The purpose of the WEEE Directive was to set targets for the collection, recovery and recycling of WEEE across all of Europe. The directive charges producers of appliances that they be responsible for the ultimate disposal or recycle of their items when they become wastes.
Is it really a directive if it does not have a symbol? The WEEE directive has an interesting dynamic symbol. It is a wheelie bin with cross over it. A crossed-out wheelie bin. This could have a thick black line beneath it, or not. Appliances with the black line beneath them depict production at or after 2005 when the directive took effect. The WEEE directive applies to such appliances. Those without the black line indicate equipment that was produced sometime between 2002 and 2005 before the enactment of the WEEE directive. Such appliances are treated as historical WEEE and fall outside reimbursement through WEEE compliance schemes.
The WEEE regulation is multiple-edged:
It aims to regulate and ultimately curb the production of environmentally unfriendly and unsafe appliances.
- It seeks to encourage the habit of recycling and reuse.
- It also ensures proper recovery and recycles of waste materials
- Working hand in hand with producers, it ensures that the concept of recycling and reusability is taken into consideration from production. It thus ensures designs of appliances that can be easily recycled.
WHO DO THE WEEE REGULATIONS AFFECT?
The WEEE regulations and directives affect the following groups of people:
Absolutely regardless of the sales technique, you decide to adopt, you are a producer if you:
- i. are in charge of the production and manufacture procedures of an electrical appliance.

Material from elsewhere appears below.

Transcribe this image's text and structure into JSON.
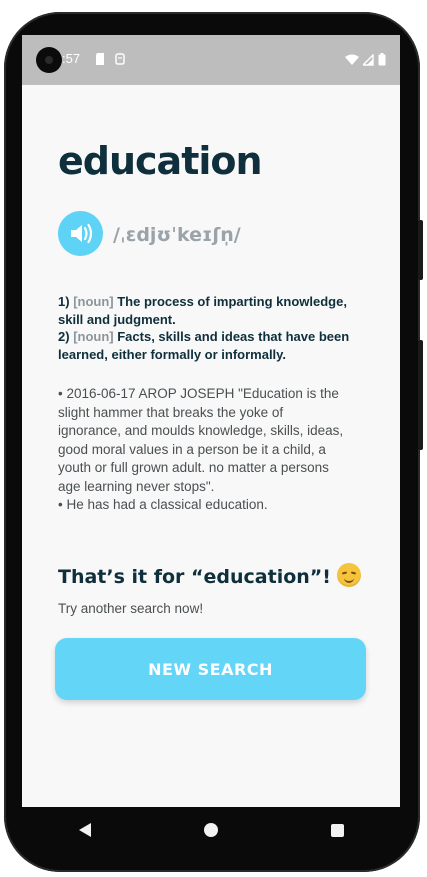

- ii. the electrical equipment sells or resells under the name of your brand
- iii. Import or export electrical appliances on a large scale professional basis to a member state of the European Union.
In summary, according to the reforms of the WEEE Regulations on 1 January 2014, you are a producer if you place electrical and electronic equipment on the UK market for the first time by importing, manufacturing, selling, reselling, or rebranding even. A certified producer must be registered under the Environmental Agency.
A distributor is someone who supplies electrical appliances and electronic equipment on a commercial basis to one or more parties that need to use them. Note that while a producer imports or exports, a distributor only sells within the jurisdictions of a country. In addendum, a distributor may supply leased or hired electrical equipment too, not necessarily new ones. In a broader spectrum though, distributors do include all of producers, wholesalers, and retailers even.
c. Treatment Facilities
These could consist of any companies that are interested in the recycling of these appliances to produce raw materials that may be used for reproduction of the same, or totally new products entirely. These facilities could be involved in plastic, metal, nylon, or recycle of any other materials. They must be an Approved Treatment Facility, and their techniques must comply with the Guidance on Best Available Treatment, Recovery and Recycling Techniques (BATRRT) amongst other guidelines.
d. Local Authorities
The government has the ultimate power in the land. They invented these regulations and directives in the first place. They generally have no obligations under the Compliance, other than being charged with take-back of non-household WEEEs.
While there are indeed many more complexities and intricacies to Waste Electrical and Electronic Equipment, these are the basic things to know.
Further studies show many more abbreviations and scary terms. Many more government agencies get involved along the way; we might just get lost altogether. However, most important probably, is the fact that we now have more than ample knowledge concerning what WEEE is, and what its basic concepts are.
The next time your electrical appliance meets its end, please do not store it up in your basement. You now know the right quarters to call. Contact Thames Security Shredding for more information.